What the exercise asks
Scan the entries below for "text" and copy each line that holds it.

Supplied data
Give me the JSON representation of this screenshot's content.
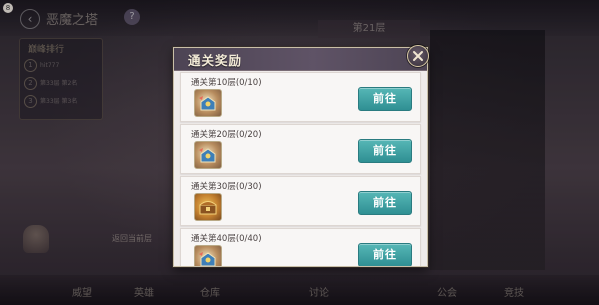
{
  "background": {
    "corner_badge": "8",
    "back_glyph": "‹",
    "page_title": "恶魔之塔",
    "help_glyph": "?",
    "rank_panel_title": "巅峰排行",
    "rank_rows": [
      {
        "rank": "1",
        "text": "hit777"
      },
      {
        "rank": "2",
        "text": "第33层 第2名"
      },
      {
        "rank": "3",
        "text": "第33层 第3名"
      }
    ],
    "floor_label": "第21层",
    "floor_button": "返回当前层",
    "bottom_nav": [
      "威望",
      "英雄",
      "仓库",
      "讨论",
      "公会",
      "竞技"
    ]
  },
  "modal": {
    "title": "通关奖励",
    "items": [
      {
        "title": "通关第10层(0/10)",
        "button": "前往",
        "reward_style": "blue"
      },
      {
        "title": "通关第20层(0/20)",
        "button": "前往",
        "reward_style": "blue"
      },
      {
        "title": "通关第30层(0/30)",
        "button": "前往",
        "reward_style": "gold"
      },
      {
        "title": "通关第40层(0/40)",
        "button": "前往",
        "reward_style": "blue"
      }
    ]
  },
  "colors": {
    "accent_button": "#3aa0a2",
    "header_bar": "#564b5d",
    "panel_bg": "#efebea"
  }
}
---
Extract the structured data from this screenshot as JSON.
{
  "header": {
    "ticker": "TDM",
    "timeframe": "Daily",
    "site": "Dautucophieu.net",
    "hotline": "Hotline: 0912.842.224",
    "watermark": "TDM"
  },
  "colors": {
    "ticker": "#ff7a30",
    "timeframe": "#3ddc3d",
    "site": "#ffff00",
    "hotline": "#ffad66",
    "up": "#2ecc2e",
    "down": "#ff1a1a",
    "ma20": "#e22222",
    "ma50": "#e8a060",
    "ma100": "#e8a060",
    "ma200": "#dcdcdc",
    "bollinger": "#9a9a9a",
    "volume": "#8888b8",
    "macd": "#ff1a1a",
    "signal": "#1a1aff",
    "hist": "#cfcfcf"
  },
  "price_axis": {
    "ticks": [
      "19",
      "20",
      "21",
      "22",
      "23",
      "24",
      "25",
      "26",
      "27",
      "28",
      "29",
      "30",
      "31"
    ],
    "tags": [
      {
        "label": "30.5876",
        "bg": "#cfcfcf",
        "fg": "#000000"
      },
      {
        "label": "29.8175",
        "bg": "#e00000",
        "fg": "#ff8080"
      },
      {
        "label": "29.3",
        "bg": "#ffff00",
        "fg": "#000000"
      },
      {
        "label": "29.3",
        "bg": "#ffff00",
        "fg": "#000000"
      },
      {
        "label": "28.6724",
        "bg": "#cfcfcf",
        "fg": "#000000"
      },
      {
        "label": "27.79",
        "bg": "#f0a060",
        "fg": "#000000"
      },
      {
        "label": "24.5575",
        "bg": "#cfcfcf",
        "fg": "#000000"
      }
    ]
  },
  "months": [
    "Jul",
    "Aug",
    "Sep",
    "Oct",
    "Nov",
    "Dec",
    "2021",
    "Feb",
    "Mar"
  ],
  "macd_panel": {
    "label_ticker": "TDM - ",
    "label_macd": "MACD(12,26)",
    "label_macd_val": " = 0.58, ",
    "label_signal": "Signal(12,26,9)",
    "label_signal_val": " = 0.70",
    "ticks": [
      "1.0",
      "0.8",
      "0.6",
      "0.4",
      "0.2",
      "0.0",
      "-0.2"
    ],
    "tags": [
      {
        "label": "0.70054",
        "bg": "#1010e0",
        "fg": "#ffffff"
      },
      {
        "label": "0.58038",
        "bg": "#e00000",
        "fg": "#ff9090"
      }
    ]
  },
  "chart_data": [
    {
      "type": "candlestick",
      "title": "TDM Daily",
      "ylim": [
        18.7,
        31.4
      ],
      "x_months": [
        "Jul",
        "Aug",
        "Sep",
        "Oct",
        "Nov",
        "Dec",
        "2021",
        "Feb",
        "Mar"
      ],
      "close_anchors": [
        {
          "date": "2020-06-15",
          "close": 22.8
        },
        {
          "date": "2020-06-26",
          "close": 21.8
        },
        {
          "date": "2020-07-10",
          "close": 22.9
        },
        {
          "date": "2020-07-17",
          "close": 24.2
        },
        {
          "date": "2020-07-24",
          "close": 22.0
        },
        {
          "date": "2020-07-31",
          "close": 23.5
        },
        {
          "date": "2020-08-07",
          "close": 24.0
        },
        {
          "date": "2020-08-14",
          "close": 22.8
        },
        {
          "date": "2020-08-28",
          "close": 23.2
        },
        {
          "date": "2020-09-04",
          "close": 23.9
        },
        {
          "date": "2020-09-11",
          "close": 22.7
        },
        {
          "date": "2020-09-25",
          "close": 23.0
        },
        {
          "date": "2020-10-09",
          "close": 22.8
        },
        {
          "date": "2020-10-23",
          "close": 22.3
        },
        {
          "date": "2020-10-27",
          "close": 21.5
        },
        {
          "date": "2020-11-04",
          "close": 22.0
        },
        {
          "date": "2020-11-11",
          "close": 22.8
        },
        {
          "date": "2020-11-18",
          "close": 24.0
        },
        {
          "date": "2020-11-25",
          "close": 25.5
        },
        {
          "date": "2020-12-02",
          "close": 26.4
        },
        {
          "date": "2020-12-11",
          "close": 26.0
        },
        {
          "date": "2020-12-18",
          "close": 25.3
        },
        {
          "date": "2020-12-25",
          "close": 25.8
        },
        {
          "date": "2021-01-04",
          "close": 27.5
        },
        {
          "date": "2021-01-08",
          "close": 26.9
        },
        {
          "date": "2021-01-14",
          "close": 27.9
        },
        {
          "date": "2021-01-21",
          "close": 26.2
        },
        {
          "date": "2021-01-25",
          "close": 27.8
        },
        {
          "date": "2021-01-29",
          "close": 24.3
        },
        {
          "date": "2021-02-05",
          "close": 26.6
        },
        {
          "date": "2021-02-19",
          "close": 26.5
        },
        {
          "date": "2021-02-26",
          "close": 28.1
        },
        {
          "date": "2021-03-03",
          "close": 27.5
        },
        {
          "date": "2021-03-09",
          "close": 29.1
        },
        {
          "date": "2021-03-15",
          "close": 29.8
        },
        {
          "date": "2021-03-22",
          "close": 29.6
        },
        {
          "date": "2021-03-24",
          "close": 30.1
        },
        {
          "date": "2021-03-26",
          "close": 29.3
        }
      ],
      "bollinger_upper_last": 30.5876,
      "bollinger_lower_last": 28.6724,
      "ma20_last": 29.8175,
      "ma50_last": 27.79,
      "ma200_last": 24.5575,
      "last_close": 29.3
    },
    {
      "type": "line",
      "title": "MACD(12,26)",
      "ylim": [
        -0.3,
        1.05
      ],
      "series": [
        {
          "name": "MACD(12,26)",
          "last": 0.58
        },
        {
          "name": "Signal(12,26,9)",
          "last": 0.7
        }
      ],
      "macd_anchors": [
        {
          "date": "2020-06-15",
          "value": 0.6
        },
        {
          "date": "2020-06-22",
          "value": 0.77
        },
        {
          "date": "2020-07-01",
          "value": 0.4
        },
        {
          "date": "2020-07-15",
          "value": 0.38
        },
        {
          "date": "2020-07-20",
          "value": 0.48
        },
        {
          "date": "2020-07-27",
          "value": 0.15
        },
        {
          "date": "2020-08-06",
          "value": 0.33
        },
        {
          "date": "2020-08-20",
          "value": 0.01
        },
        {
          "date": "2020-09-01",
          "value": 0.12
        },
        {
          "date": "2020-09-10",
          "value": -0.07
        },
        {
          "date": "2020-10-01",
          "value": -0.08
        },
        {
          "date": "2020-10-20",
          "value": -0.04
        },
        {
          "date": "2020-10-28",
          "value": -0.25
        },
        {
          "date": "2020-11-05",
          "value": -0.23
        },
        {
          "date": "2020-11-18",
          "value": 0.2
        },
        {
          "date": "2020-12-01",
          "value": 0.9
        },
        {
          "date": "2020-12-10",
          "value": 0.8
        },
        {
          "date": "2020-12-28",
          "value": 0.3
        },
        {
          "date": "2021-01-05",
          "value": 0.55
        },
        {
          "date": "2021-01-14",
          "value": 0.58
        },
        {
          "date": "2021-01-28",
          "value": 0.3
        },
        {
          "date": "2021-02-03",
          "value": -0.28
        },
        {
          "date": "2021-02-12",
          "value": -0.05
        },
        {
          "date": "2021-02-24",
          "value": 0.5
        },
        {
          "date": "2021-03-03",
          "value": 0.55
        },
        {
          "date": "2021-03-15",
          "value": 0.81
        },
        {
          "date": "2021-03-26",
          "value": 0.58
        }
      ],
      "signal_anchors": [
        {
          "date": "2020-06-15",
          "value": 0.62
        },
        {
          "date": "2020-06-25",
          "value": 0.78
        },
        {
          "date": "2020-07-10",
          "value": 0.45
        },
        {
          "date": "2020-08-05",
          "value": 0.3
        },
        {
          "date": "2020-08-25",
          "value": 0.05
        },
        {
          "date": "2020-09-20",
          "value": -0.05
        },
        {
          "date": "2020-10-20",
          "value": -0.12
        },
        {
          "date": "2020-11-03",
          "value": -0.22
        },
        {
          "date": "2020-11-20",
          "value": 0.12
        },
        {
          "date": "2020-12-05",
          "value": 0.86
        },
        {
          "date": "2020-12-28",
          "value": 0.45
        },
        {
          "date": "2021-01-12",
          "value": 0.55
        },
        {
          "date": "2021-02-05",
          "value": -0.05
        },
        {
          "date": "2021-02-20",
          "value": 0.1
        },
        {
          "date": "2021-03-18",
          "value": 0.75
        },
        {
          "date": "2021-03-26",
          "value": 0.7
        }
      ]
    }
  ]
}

Answer to the exercise
        "text": "hit777"
        "text": "第33层 第2名"
        "text": "第33层 第3名"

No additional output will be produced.